    The Dolby TrueHD 5.1 lossless track on this disc is also quite good, showing some welcome channel separation during some key scenes and spreading things around enough to result in some good directional effects and ambient noise. Bass won’t rock your windows out but it’s there when the movie asks for it, while the levels are well balanced ensuring that the dialogue is easy enough to follow. This isn’t reference quality stuff, but it’s solid nonetheless.

    Extras kick off with a commentary that comes courtesy of director Steven R. Monroe and the film’s producer, Lisa Hansen. This is, for the most part, a fairly interesting talk about some of the trouble they ran into while making this film. They were under contract to bring the film in with an R-Rating, and not surprisingly the MPAA wasn’t impressed with their efforts. They eventually got it down to an R, but were able to convince Anchor Bay to put it out uncut on home video. They also go into a fair bit of detail about the pro’s and con’s of remaking something like this, what they hoped to include versus what they knew they were going to change, and about casting the film and the resulting performances. It’s a pretty solid track that does a fine job of elaborating on the film’s origins.

    Also rather interesting is the single featurette include on the disc, The Revenge Of Jennifer Hill: Remaking A Cult Icon, which starts off with some comments from Meir Zarchi praising Monroe’s efforts and noting how the director put his own spin on the material. From here we get the standard cast and crew interviews you’d expect and some behind the scenes footage. It probably could have gone into more detail than it does here, but it’s interesting enough that it’s worth a watch.

    Rounding out the extra features are a handful of deleted scenes, two theatrical trailers, a teaser, a radio spot, animated menus and chapter selection. All of the extras are presented in high definition. A second disc included in the set houses a digital copy for your iPod or portable device – you know, in case you need some rape on the go.

    The Final Word:

    Periodically clever and frequently repulsive, this remake of I Spit On Your Grave is sorely lacking in the character development department and is instead content to focus on grisly rape and reprehensible violence. There are moments here that work and moments here that will stick with you, but the lack of an emotional connection results in a disturbingly shallow picture.

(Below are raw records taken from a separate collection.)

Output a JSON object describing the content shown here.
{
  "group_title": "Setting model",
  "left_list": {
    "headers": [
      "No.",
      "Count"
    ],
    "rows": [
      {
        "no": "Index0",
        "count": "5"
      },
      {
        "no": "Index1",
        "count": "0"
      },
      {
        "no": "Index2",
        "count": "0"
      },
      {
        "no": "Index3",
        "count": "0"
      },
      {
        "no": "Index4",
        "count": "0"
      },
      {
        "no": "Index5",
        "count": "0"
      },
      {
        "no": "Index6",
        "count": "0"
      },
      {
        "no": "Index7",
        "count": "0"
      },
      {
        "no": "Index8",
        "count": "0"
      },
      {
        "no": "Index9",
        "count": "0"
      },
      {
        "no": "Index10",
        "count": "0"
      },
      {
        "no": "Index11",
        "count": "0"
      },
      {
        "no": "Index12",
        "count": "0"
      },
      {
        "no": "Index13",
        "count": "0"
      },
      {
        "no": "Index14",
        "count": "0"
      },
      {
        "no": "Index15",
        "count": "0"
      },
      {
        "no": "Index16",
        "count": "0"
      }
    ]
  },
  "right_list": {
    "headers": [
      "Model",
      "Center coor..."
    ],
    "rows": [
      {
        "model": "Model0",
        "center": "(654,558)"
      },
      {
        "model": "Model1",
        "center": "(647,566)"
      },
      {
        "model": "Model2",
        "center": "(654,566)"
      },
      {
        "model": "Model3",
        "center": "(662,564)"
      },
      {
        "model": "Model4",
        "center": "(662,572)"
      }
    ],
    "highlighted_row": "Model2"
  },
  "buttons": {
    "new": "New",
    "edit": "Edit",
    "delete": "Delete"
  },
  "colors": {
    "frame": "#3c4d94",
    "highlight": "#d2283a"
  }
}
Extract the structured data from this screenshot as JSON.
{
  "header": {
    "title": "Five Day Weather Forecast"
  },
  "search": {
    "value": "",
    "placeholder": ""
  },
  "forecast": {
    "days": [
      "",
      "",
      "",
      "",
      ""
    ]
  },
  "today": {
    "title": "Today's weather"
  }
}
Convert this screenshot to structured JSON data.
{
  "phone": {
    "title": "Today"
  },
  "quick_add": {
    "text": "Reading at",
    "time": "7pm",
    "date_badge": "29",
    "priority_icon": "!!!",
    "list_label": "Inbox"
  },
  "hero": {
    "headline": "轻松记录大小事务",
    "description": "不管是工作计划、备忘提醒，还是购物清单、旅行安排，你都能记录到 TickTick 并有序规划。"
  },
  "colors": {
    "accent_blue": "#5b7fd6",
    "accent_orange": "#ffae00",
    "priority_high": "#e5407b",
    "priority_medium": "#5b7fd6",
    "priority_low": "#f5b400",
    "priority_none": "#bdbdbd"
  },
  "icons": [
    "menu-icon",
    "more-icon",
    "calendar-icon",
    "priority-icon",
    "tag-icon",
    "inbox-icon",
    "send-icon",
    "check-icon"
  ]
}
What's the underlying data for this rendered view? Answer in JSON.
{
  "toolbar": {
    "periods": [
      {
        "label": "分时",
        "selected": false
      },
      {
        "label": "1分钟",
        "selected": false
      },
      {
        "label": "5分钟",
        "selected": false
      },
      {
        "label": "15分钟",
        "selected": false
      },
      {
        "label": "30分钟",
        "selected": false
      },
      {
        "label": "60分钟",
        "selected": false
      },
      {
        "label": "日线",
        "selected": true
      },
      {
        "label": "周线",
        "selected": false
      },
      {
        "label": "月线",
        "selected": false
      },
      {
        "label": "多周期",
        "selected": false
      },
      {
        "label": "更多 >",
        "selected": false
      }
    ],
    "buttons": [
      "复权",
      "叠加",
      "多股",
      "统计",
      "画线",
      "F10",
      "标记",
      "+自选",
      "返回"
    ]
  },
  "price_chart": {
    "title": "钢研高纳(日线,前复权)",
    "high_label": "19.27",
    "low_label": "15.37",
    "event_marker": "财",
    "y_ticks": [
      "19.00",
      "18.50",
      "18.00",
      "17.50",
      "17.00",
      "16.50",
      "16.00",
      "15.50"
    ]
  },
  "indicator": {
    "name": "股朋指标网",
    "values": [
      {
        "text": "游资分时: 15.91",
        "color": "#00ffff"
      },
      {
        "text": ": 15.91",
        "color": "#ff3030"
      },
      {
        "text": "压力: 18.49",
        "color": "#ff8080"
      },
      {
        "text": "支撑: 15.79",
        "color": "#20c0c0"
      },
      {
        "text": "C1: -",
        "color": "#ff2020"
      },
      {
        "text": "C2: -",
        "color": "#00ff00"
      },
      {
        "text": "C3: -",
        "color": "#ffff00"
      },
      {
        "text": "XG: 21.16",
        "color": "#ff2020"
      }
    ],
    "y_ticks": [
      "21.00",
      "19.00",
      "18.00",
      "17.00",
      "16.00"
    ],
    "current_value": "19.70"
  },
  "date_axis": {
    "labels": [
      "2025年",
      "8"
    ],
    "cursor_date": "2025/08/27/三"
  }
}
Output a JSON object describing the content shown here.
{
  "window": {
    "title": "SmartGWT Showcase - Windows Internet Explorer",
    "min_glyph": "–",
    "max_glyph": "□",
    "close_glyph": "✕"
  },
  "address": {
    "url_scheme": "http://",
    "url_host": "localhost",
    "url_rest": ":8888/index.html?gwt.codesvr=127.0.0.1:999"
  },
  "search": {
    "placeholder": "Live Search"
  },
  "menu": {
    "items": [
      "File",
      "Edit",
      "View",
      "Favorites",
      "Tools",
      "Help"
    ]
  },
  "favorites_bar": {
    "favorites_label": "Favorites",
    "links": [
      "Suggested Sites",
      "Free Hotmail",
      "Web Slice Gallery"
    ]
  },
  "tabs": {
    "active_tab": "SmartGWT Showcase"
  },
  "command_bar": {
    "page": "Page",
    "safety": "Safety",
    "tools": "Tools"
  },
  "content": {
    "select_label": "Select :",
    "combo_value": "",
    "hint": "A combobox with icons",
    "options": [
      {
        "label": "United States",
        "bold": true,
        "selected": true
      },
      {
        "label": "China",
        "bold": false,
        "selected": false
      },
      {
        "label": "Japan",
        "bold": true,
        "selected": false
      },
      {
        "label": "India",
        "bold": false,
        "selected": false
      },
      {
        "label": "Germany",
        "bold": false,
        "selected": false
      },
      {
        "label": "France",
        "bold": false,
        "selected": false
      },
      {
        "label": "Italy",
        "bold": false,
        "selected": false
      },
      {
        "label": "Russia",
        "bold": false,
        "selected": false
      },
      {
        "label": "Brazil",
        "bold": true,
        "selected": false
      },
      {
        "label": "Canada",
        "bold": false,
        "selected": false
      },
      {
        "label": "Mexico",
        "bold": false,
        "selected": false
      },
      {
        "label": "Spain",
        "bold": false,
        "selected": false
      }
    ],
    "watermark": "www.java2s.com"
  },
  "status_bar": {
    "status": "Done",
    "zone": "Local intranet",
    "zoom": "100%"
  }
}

Anchor Bay’s Blu-ray release, however, looks and sounds very good and contains a decent amount of extra features.
    Click on the images below for full size Blu-ray screen caps!









    Comments 4 Comments
    1. Horace Cordier's Avatar
      Horace Cordier -
      "Rape on the go"?? - that is a classic line if ever I read one.

      Nice review - I find this one well-made but actually seedier than the original.
    1. Mike T's Avatar
      Mike T -
      1.78? But your screenshots are 2.35! Here, I'll lend you my reading glasses young fellow...
    1. Ian Jane's Avatar
      Ian Jane -
      That was a typo (obviously) and has been corrected.
    1. Mike T's Avatar
      Mike T -
      I was just joshing with you. If we wanted to get "technical", we could say it's a 2.35 aspect ratio in a 1.78 frame, hehe...